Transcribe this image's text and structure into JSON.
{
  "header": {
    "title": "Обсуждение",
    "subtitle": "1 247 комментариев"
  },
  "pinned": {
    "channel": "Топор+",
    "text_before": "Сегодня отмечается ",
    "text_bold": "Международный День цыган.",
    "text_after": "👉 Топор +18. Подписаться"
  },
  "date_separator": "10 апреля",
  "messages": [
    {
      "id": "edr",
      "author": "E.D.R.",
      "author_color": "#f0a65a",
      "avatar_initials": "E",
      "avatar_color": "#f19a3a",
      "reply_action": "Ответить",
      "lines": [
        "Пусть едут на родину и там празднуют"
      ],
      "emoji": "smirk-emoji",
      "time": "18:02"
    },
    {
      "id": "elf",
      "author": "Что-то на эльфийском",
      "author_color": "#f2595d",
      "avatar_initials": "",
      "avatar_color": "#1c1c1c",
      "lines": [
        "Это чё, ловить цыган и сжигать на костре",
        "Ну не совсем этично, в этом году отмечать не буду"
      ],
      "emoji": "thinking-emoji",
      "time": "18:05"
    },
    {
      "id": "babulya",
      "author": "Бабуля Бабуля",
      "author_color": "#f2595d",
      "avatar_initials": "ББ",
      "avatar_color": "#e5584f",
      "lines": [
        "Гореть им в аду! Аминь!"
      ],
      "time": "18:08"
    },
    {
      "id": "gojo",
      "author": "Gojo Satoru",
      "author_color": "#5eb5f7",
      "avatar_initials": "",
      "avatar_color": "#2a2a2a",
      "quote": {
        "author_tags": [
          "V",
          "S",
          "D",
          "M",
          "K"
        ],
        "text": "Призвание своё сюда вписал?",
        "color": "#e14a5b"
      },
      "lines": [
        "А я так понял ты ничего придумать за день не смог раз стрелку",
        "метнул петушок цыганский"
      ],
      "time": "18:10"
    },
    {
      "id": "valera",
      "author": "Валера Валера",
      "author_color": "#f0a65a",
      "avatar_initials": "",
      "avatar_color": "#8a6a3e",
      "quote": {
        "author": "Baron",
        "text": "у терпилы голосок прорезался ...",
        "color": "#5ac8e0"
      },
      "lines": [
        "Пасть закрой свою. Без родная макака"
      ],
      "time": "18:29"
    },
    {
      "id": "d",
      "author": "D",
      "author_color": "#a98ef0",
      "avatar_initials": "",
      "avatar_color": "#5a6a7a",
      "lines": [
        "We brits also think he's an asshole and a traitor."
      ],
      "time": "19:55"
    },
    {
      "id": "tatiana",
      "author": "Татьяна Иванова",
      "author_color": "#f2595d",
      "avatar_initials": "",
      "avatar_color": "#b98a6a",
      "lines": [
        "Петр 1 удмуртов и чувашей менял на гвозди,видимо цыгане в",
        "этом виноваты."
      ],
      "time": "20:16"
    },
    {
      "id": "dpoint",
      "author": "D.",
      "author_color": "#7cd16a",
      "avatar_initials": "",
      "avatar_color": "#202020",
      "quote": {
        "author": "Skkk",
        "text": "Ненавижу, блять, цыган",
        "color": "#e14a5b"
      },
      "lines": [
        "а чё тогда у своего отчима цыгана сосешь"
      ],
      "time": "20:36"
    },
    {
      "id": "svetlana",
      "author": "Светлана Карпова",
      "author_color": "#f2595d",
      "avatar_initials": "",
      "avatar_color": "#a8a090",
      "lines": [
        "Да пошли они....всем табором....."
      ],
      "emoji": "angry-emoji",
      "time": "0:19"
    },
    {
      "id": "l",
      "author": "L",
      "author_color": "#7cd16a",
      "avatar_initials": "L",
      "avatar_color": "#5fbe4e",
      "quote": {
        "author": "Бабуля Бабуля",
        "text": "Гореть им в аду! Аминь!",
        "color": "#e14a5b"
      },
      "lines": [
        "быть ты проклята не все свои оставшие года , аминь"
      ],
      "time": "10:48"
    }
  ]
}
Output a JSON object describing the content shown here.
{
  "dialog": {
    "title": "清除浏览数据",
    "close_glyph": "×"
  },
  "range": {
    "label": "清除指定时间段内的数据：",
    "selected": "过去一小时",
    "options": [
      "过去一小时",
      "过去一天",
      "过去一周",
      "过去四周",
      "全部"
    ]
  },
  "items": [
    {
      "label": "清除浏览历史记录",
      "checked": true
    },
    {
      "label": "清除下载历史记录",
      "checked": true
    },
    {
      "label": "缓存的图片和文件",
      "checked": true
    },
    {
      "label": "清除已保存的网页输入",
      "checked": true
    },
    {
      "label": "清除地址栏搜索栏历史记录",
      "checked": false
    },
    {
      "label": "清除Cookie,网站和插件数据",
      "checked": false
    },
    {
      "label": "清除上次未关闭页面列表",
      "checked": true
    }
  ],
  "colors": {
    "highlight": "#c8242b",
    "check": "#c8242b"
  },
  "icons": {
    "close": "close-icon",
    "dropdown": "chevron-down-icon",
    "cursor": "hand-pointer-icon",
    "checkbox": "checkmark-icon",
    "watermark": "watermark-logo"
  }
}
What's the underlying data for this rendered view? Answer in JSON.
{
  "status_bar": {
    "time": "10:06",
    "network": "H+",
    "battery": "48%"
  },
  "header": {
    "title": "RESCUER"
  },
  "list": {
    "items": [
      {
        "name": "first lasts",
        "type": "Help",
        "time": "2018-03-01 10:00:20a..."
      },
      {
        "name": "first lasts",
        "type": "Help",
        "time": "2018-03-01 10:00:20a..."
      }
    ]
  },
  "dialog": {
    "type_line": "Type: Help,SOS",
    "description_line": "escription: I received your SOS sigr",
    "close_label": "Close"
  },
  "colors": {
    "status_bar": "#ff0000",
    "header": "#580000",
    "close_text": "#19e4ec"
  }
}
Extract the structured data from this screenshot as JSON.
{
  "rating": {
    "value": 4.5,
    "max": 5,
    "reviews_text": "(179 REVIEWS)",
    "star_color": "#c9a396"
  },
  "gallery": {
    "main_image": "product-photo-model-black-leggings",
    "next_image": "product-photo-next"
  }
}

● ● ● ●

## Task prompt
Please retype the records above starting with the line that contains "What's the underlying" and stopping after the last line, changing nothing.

## Exercise output
What's the underlying data for this rendered view? Answer in JSON.
{
  "status_bar": {
    "time": "10:06",
    "network": "H+",
    "battery": "48%"
  },
  "header": {
    "title": "RESCUER"
  },
  "list": {
    "items": [
      {
        "name": "first lasts",
        "type": "Help",
        "time": "2018-03-01 10:00:20a..."
      },
      {
        "name": "first lasts",
        "type": "Help",
        "time": "2018-03-01 10:00:20a..."
      }
    ]
  },
  "dialog": {
    "type_line": "Type: Help,SOS",
    "description_line": "escription: I received your SOS sigr",
    "close_label": "Close"
  },
  "colors": {
    "status_bar": "#ff0000",
    "header": "#580000",
    "close_text": "#19e4ec"
  }
}
Extract the structured data from this screenshot as JSON.
{
  "rating": {
    "value": 4.5,
    "max": 5,
    "reviews_text": "(179 REVIEWS)",
    "star_color": "#c9a396"
  },
  "gallery": {
    "main_image": "product-photo-model-black-leggings",
    "next_image": "product-photo-next"
  }
}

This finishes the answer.